Miss Lizzie's wedding - something I always said I would return to England for. And on August 13, Miss Lizzie married her handsome Dean at Peterborough Townhall. I feel so privileged to have been invited to share their day - and humbled by the wonderfully warm 'welcome backs' I received.

It is such a long journey to get from New Zealand to...well anywhere really. Australia and the Pacific aren't so far, but anywhere else, we just have to grin and bear it, I've learned - take drugs. I left NZ at 5pm Monday and reckon 35 hours later, I arrived at Ali and Richard's in Thrapston - 30 minutes out of Peterborough, England. A whole day hanging round Wellington waiting to leave, one hour to Auckland, three hours hanging round the airport, twelve hours to Los Angles, then two hours plus hanging round in the disgusting transit lounge...mercifully with free coffee, salty snacks and clean loos, then another 11 hours to Heathrow. A quickish jaunt on the Heathrow Express to Paddington Station, transfer to Kings Cross, then 1 hour to P'boro...and at last, a warm welcoming hug from Richard. A warm reunion with Ali and mercifully...bed!

An interesting 'adventure' with my lovely friends was the discovery of really weird pooh in their backyard...suddenly the 'pooh' started to move and I discovered that indeed it was not pooh, but 'grey (altho' they were brown) be the judge!

I ate delicious food at an Indian restaurant back in P'boro, at a 'Welcome back to Suzanne and catch up with Lizzie before she gets married' evening, and yummy risotto made by Richard. In Norwich, I ate at a delicious restaurant just down from my 9.99 pound a night room, and then back in Thrapston, I took Ali and Richard to the Bridge Hotel...a gorgeously old and full of character pub, just a short walk from their house. The theme here I guess is...there is delicious food where ever you go...make the most of it and eat as much as you can!

Then on to the USA. Mega portions, at my first restaurant I couldn't eat much more than the entree (which in the USA is a main course). I soon learned to order just appetisers - certainly not a main course. In Brigatine at 'the shore' (New Jersey) I ordered the mussel appetiser, and received the biggest bowl of delicious, tiny crustaceans ever...add some bread and I was a very fully and happy diner. We had a fantastic meal at Edie's...7 diners, 6 desserts, and an equally enjoyable dinner party at 'our place', again 7 diners, but this time only 3 desserts. I made Moroccan chicken, scalloped potatoes, salad, garlic bread, herbed carrots, riccota lasagna, chocolate mousse, fresh fruit and ice-cream...and two gorgeous cakes were brought by Marcie...the Americans sure do good cake.
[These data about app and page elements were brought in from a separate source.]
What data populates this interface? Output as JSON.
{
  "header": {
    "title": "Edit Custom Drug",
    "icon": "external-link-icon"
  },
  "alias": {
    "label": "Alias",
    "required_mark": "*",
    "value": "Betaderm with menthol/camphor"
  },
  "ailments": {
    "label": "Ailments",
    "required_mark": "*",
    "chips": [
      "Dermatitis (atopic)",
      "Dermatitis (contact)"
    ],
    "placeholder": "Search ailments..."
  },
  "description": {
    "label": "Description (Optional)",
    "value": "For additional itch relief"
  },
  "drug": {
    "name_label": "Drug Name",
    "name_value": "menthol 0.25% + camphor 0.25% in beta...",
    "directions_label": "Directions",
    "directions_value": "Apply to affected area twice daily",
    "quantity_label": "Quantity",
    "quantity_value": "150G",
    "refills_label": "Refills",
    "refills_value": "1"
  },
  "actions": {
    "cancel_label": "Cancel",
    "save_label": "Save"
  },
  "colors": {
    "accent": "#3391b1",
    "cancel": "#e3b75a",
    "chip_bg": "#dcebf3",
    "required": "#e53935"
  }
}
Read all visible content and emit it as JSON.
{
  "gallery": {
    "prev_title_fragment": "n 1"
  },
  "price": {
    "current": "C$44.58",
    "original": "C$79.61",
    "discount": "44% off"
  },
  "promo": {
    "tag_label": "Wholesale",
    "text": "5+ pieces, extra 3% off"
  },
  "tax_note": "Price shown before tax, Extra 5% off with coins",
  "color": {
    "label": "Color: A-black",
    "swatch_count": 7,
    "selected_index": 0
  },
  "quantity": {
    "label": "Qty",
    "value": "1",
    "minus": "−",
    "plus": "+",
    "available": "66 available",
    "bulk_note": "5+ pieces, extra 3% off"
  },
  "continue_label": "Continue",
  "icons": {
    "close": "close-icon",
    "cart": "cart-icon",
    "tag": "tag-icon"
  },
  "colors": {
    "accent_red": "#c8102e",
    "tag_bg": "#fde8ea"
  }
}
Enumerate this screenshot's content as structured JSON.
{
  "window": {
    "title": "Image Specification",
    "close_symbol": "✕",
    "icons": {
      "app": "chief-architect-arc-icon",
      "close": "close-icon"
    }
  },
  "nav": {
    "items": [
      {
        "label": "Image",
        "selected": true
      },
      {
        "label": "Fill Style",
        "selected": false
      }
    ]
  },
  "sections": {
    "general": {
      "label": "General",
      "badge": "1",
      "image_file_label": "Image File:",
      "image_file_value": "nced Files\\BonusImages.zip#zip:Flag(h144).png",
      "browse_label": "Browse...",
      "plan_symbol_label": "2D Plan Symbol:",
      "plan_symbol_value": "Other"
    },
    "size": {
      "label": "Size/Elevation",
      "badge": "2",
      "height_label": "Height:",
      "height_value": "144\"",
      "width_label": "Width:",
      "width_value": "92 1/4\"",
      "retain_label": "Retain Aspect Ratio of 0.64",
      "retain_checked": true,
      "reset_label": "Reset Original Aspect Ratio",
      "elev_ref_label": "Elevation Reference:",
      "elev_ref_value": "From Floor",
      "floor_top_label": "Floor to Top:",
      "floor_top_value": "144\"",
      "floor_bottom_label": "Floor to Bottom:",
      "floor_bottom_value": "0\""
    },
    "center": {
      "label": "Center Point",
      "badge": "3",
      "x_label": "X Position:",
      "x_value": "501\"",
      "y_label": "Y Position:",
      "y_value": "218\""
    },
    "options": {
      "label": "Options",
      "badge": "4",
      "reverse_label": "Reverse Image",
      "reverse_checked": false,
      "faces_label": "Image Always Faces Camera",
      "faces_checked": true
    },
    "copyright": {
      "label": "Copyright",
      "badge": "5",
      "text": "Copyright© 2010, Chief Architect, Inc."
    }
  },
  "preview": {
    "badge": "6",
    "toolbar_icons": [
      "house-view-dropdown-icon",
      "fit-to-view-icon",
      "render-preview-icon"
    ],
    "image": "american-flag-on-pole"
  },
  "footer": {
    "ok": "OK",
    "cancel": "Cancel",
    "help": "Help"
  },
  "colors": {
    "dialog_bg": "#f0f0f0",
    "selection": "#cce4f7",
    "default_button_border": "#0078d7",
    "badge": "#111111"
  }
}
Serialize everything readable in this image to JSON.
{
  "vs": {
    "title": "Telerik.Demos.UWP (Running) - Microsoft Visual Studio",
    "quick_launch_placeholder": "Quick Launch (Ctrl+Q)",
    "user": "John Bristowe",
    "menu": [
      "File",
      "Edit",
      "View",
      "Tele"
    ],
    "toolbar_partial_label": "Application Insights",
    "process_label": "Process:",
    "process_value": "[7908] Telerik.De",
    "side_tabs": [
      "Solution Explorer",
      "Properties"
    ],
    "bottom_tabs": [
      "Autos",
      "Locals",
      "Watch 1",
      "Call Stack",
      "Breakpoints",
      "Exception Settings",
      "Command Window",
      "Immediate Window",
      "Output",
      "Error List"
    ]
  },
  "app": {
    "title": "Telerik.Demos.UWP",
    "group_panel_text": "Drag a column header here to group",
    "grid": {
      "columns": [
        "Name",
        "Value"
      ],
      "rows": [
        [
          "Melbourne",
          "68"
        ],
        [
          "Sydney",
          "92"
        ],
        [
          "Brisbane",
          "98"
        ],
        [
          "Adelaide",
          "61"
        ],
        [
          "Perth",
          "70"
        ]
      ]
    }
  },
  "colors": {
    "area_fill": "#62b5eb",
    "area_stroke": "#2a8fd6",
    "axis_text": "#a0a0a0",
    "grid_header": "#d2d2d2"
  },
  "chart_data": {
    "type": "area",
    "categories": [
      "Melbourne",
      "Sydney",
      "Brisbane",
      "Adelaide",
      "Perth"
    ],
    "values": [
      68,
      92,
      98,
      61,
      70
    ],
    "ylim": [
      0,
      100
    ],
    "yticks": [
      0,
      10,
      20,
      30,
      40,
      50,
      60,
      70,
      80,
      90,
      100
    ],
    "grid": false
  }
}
The airline food on Air New Zealand was really good considering I was travelling 'cattle class'. The whole Air NZ experience was marvellous...compared to previous snooty...'we're really far too cool to be bothered with you cattle class plebs' flights. The cabin crew on all Air NZ flights were older...incredibly helpful, accommodating and a joy to spend 12 uncomfortable hours with. The new 777's and the touch screen tvs are great...just touch the screen and your drink or snack requests arrive in just a few minutes...awesome! BUT, I visited a pharmacy in Philadelphia the day before I left and asked for something to help me sleep...what a stroke of genius! After hanging around JFK and San Francisco airports for hours, it was so good to be able to eat dinner on the plane then drift off to sleep, albeit somewhat uncomfortably...and being aware that I was possibly snoring...and not even caring - how many of those 300+ people will I ever have to see again...really?

So...a recipe. My most famous and popular (and most requested) dessert is for my chocolate mousse...and it is dead easy.
Take a king size block of chocolate, around 250 grams. You can use any flavour...I've used Cadbury's Caramello. Peppermint, Black Forest...or just milk chocolate. In the USA I used Hershey's but it was VERY sweet.
Melt the chocolate with 300 mils of cream, stirring until smooth...then cool.
Whip another 300 mils of cream until stiff, then fold in the cooled chocolate/cream mix.
Pour into  a serving bowl and refrigerate until set. Or you can speed up the process by putting in the freexer for 3-4 hours...but make sure it doesn't freeze.
I serve it with fresh sliced fruit...mmm....mmmmmm.